The end for HTTP, the non-secure version of the hypertext transfer protocol that facilitates the World Wide Web, seems to be just around the corner. The latest blow for the remaining sites still using the protocol is the addition of a warning in the latest edition of the popular Chrome browser that informs the user that the site is not secure.

Whilst this has in effect been happening since the dawn of HTTPS with the addition of an unlocked padlock to the left of the address bar when looking at an unencrypted site, the new warning in version 68 of Chrome is far more noticeable to the end user.


Unencrypted marker grows in size

Google’s popular browser will start marking HTTP sites as not secure beginning on July 24, 2018, Chrome will mark all plain HTTP sites as “not secure.” Instead of the small “i” icon for HTTP URLs, Chrome will add a “Not secure” label of text to that.  Most Chrome users have their PC set up to provide automatic updates for the browser software and will be upgraded to Chrome 68 automatically over the coming days and weeks.

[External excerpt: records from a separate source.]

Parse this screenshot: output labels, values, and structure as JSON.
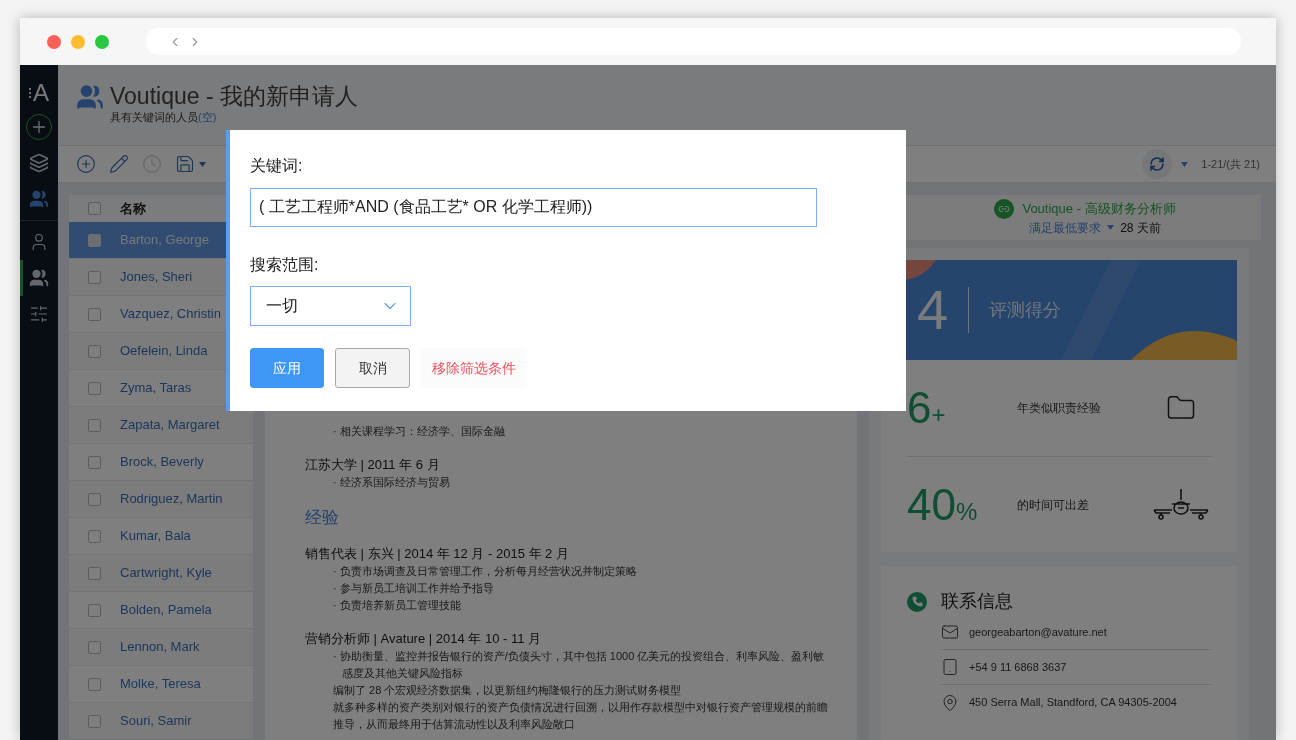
{
  "sidebar": {
    "logo": "A",
    "items": [
      {
        "kind": "folders",
        "selected": false,
        "highlighted": false
      },
      {
        "kind": "people",
        "selected": false,
        "highlighted": true
      },
      {
        "kind": "person",
        "selected": false,
        "highlighted": false
      },
      {
        "kind": "people",
        "selected": true,
        "highlighted": false
      },
      {
        "kind": "sliders",
        "selected": false,
        "highlighted": false
      }
    ]
  },
  "header": {
    "title": "Voutique - 我的新申请人",
    "subtitle": "具有关键词的人员",
    "subtitle_link": "(空)"
  },
  "toolbar": {
    "tools": [
      {
        "kind": "add",
        "disabled": false
      },
      {
        "kind": "edit",
        "disabled": false
      },
      {
        "kind": "history",
        "disabled": true
      },
      {
        "kind": "save",
        "disabled": false
      }
    ],
    "count": "1-21/(共 21)"
  },
  "list": {
    "column": "名称",
    "all_checked": false,
    "rows": [
      {
        "name": "Barton, George",
        "selected": true,
        "checked": false
      },
      {
        "name": "Jones, Sheri",
        "selected": false,
        "checked": false
      },
      {
        "name": "Vazquez, Christin",
        "selected": false,
        "checked": false
      },
      {
        "name": "Oefelein, Linda",
        "selected": false,
        "checked": false
      },
      {
        "name": "Zyma, Taras",
        "selected": false,
        "checked": false
      },
      {
        "name": "Zapata, Margaret",
        "selected": false,
        "checked": false
      },
      {
        "name": "Brock, Beverly",
        "selected": false,
        "checked": false
      },
      {
        "name": "Rodriguez, Martin",
        "selected": false,
        "checked": false
      },
      {
        "name": "Kumar, Bala",
        "selected": false,
        "checked": false
      },
      {
        "name": "Cartwright, Kyle",
        "selected": false,
        "checked": false
      },
      {
        "name": "Bolden, Pamela",
        "selected": false,
        "checked": false
      },
      {
        "name": "Lennon, Mark",
        "selected": false,
        "checked": false
      },
      {
        "name": "Molke, Teresa",
        "selected": false,
        "checked": false
      },
      {
        "name": "Souri, Samir",
        "selected": false,
        "checked": false
      }
    ]
  },
  "resume": {
    "bullet": "·",
    "blocks": [
      {
        "kind": "bullet",
        "text": "相关课程学习：经济学、国际金融"
      },
      {
        "kind": "heading",
        "text": "江苏大学 | 2011 年 6 月"
      },
      {
        "kind": "bullet",
        "text": "经济系国际经济与贸易"
      },
      {
        "kind": "section",
        "text": "经验"
      },
      {
        "kind": "heading",
        "text": "销售代表 | 东兴 | 2014 年 12 月 - 2015 年 2 月"
      },
      {
        "kind": "bullet",
        "text": "负责市场调查及日常管理工作，分析每月经营状况并制定策略"
      },
      {
        "kind": "bullet",
        "text": "参与新员工培训工作并给予指导"
      },
      {
        "kind": "bullet",
        "text": "负责培养新员工管理技能"
      },
      {
        "kind": "heading",
        "text": "营销分析师 | Avature | 2014 年 10 - 11 月"
      },
      {
        "kind": "bullet",
        "text": "协助衡量、监控并报告银行的资产/负债头寸，其中包括 1000 亿美元的投资组合、利率风险、盈利敏感度及其他关键风险指标"
      },
      {
        "kind": "line",
        "text": "编制了 28 个宏观经济数据集，以更新纽约梅隆银行的压力测试财务模型"
      },
      {
        "kind": "line",
        "text": "就多种多样的资产类别对银行的资产负债情况进行回溯，以用作存款模型中对银行资产管理规模的前瞻推导，从而最终用于估算流动性以及利率风险敞口"
      }
    ]
  },
  "job": {
    "title": "Voutique - 高级财务分析师",
    "status": "满足最低要求",
    "age": "28 天前"
  },
  "score": {
    "value": "4",
    "label": "评测得分"
  },
  "stats": [
    {
      "kind": "folder",
      "value": "6",
      "unit": "+",
      "label": "年类似职责经验"
    },
    {
      "kind": "plane",
      "value": "40",
      "unit": "%",
      "label": "的时间可出差"
    }
  ],
  "contact": {
    "title": "联系信息",
    "items": [
      {
        "kind": "email",
        "text": "georgeabarton@avature.net"
      },
      {
        "kind": "phone",
        "text": "+54 9 11 6868 3637"
      },
      {
        "kind": "address",
        "text": "450 Serra Mall, Standford, CA 94305-2004"
      }
    ]
  },
  "dialog": {
    "keyword_label": "关键词:",
    "keyword_value": "( 工艺工程师*AND (食品工艺* OR 化学工程师))",
    "scope_label": "搜索范围:",
    "scope_value": "一切",
    "buttons": [
      {
        "kind": "primary",
        "label": "应用"
      },
      {
        "kind": "secondary",
        "label": "取消"
      },
      {
        "kind": "danger",
        "label": "移除筛选条件"
      }
    ]
  }
}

Whilst less popular in corporate markets where Microsoft Internet Explorer and Edge still have a significant market share, in the overall worldwide market Chrome is used by 58% of all internet traffic.  The figure is likely to be higher for home users without a corporate policy to use IE.


End of HTTP for Google Ads

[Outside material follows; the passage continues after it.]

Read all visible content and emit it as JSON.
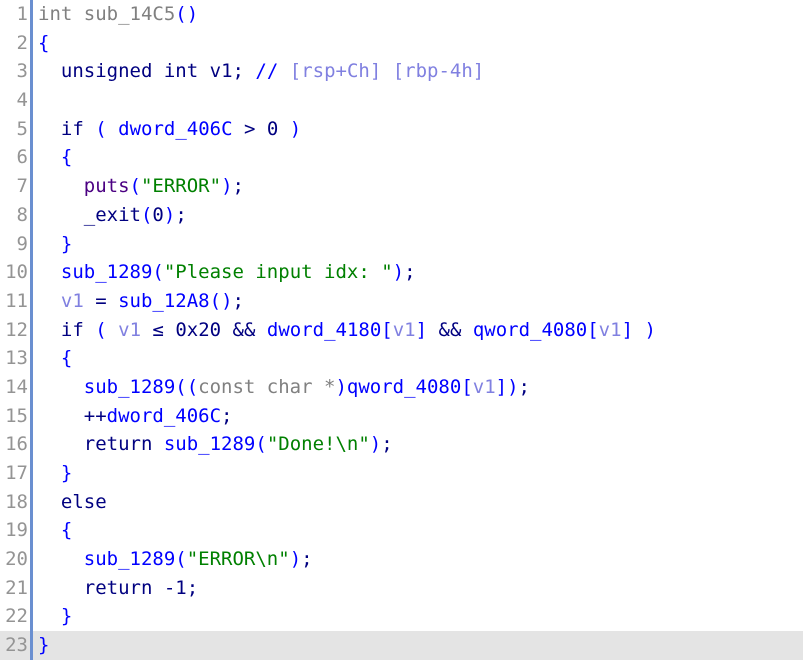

With HTTP also reaching the end of its life in Google AdWords, it makes sense for business users to upgrade their site to the newer, secure HTTPS protocol to ensure that customers are not scared away by the security messages, as well as to make paid advertising easier.  DOM Marketing offers a number of options to help you migrate to a secure HTTPS platform, ensuring that you do not lose traffic in the move.  Why not contact us today for more information.